Start-up taps insects to make feed and fertilizer from waste

  • By Lichelle Carlos
  • 21 July 2023

The start-up venture Insiklo is turning market and household wastes into feed and fertilizer with the help of the insect black soldier fly (BSF). Every week, about 500 kg of market waste from Los Baños municipality are sent to Insiklo facility. The larvae of BSF devour food scrap, agricultural debris, and manure, reducing the waste volume and odor into a nutrient-rich compost for use as organic fertilizer on crops. The mature larvae are then harvested and processed into high-protein feed for livestock, poultry, and fish.

The Insiklo bioconversion facility rears black soldier fly larvae that convert organic waste into animal feed and compost for crop production.The Insiklo bioconversion facility rears black soldier fly larvae that convert organic waste into animal feed and compost for crop production.

The SEARCA Grants for Research towards Agricultural Innovative Solutions (GRAINS) was awarded in 2022 to support Insiklo founder Joseph Navasero in elevating the BSF waste bioconversion system. SEARCA Director Dr. Glenn Gregorio said, "This demonstration of repeatedly turning organic waste into valuable farming resources is the essence of circular agriculture in action."

The Insiklo project boosted the conversion yield five times by switching to a vertical modular set-up compared with the traditional concrete beds. The project also created a faster way of physically separating the larvae from the compost using sieves. With optimum temperature, humidity, and substrate conditions the insect rearing system has raised the monthly production capacity of Insiklo between half-ton and two tons of BSF larvae.

Insiklo aims to create a lasting, transformative impact on organic waste management and agricultural sustainability. "By promoting sustainable waste transformation, resource recovery, and agricultural innovation, the project contributes to building a more environmentally conscious and economically vibrant region," said Mr. Navasero.

With GRAINS support, Insiklo has established protocols in processing and packaging larvae and compost. The compost is suitable for growing leafy vegetables, such as lettuce, pechay, and mustard. However, Insiklo reported challenges in marketing organic compost; it recommended raising awareness among potential customers and farmers.

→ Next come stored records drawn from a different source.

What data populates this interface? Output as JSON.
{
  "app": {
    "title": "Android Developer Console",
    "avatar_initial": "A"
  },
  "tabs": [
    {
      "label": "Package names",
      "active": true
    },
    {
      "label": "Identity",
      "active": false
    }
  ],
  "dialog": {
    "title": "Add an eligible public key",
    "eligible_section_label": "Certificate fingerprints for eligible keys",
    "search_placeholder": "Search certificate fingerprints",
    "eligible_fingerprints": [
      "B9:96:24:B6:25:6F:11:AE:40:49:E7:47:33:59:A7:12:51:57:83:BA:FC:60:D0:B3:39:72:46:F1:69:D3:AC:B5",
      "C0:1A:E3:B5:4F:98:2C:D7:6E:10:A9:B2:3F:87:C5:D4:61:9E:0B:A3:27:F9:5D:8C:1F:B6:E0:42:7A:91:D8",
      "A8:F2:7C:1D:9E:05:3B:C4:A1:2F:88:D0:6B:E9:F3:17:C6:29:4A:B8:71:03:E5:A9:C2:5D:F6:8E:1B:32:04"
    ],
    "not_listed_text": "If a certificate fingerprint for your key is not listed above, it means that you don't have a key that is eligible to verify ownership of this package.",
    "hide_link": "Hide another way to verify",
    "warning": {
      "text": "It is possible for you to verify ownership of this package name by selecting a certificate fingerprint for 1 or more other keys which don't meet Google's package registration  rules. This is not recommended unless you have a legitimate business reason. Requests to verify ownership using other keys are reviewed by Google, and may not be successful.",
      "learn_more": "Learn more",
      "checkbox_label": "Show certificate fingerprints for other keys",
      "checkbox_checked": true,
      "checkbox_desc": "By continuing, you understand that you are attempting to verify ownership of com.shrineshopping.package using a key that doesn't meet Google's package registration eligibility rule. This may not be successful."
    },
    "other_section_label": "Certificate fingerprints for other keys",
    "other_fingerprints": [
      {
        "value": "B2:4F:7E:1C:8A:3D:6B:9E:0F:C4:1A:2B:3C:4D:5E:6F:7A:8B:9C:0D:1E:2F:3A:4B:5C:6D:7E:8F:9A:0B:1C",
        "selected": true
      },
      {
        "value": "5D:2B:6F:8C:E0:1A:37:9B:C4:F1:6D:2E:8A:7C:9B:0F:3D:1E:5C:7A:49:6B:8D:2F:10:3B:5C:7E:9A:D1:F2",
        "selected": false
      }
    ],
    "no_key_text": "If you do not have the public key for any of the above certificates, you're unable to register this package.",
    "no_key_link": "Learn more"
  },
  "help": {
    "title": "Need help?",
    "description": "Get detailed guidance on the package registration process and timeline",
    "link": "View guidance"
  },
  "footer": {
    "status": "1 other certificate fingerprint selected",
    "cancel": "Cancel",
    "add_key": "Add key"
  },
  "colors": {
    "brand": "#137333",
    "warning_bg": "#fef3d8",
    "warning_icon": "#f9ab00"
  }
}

A modular set-up of Insiklo treats up to 750 kg of biowaste and produces 150 kg of fresh larvae with up to 75 kg of compost every 15 days. A range of industry clients are attracted to Insiklo for various applications, such as real estate waste management, poultry manure processing for feed mills and tilapia cage operators, and food waste treatment for meat processing plants. With this growing interest, Insiklo aims to increase larvae production up to 50 tons a month.

Atty. Eric Reynoso, SEARCA program head, Emerging Innovation for Growth Department (EIGD), lauded agritechnology ventures as key to sustainable food production. "Through SEARCA GRAINS, we call on innovators from Southeast Asian countries to pursue their ideas for commercialization and agricultural transformation."